UAB Magazine Online Features
Building a Better Teacher
Donna Jones, a recent graduate of UAB's Urban Teacher Enhancement Program, at Birmingham's Robinson Elementary School
In some Birmingham-area school districts, up to a quarter of new teachers leave within the first three years, frustrated by crowded classrooms, inadequate funding, and other challenges. The problem is echoed in urban areas throughout Alabama, but UAB’s Center for Urban Education has developed an innovative solution: the Urban Teacher Enhancement Program (UTEP). The initiative, which is unique in Alabama and one of the few in the United States, actively recruits education students, second-career seekers, and school paraprofessionals with the traits proven to succeed in urban schools. In addition to UAB’s core teacher-training curriculum, UTEP students learn classroom-tested strategies in courses team-taught by School of Education professors and master teachers working in urban school districts. After graduation, mentors from those schools continue to help young teachers thrive in their chosen career.
Easier to Swallow
The original prototype of Basil Hirschowitz's fiber-optic endoscope is now in the Smithsonian Institution.
For patients in the 1950s and earlier, endoscopy must have felt something like sword swallowing. Back then, endoscopes—the illuminated devices that allow physicians to peer inside the body’s cavities—were straight, rigid, and metal. But in 1954, Basil I. Hirschowitz, M.D., threw the field a curve, adapting the new technology of fiber optics to create a flexible endoscope that offered a better view for physicians and more comfort for patients. He brought the revolutionary device to Birmingham in 1959, perfecting it and utilizing it regularly for the first time at University Hospital. In the half-century since, Hirschowitz’s endoscope has completely changed how physicians around the world diagnose and treat patients, becoming the standard tool for visualizing virtually every body cavity.

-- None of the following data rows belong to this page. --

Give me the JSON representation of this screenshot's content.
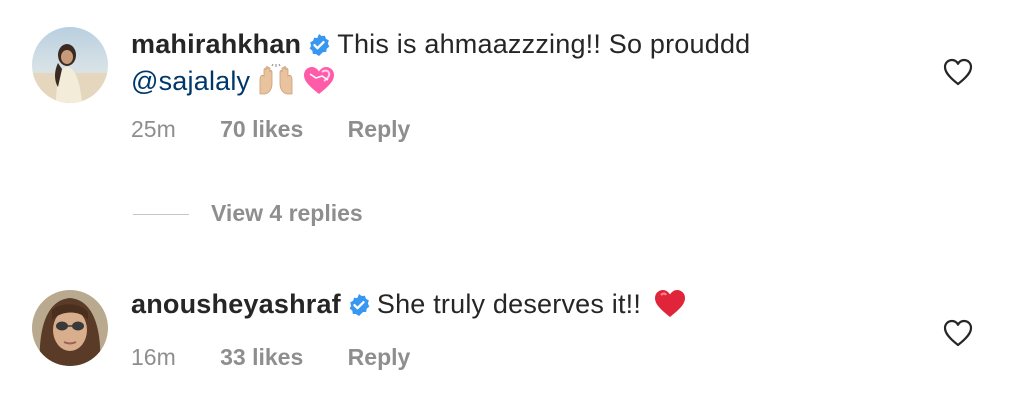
{
  "comments": [
    {
      "username": "mahirahkhan",
      "verified": true,
      "text": "This is ahmaazzzing!! So prouddd",
      "mention": "@sajalaly",
      "emojis": [
        "raising-hands-emoji",
        "heart-with-ribbon-emoji"
      ],
      "time": "25m",
      "likes": "70 likes",
      "reply_label": "Reply"
    },
    {
      "username": "anousheyashraf",
      "verified": true,
      "text": "She truly deserves it!!",
      "emojis": [
        "red-heart-emoji"
      ],
      "time": "16m",
      "likes": "33 likes",
      "reply_label": "Reply"
    }
  ],
  "view_replies": "View 4 replies",
  "colors": {
    "text": "#262626",
    "muted": "#8e8e8e",
    "mention": "#00376b",
    "verified": "#3897f0",
    "heart_emoji": "#e0243a"
  },
  "icons": [
    "verified-badge-icon",
    "like-heart-outline-icon"
  ]
}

Outracing an Epidemic
Members of the Diabetes Trust Fund board at the groundbreaking ceremony for UAB's diabetes hospital in 1970.
In 1973, UAB opened the first public, university-affiliated diabetes hospital in the United States. Today, Birmingham is still the place to find the latest ideas in diabetes research and care. UAB’s Comprehensive Diabetes Center brings together researchers whose discoveries are paving the way for new treatments—and, potentially, a cure. The center’s work is especially important as the diabetes epidemic continues to grow in Alabama, which has the nation’s fourth highest rate of the disease.
Last year the National Institutes of Health designated UAB as one of only six Diabetes Research and Training Centers (DRTC) in the country. UAB’s DRTC concentrates on metabolic and vascular research, which is essential to preventing and controlling diabetes and its complications.
This week, UAB Magazine's special 40th anniversary issue looks at genes (and Genes) in all of their many forms and functions, including:
• a coach who outfoxed his opponents on the court;
• gene therapists who are faking out cancer with custom-made viruses;
• scientists who beat the herpes virus at its own game;
• researchers who are crushing cystic fibrosis by repairing and replacing broken genes; and
• dentists who fended off back pain and fatigue with a new approach to patient care.
The online edition of UAB Magazine also has several exclusive features, including a new photo gallery of classic memories from UAB Archives, UAB's first viral video and future predictions from a panel of UAB experts.
Check back each weekday from now through November 16 as we unveil new breakthroughs and other exclusive online content.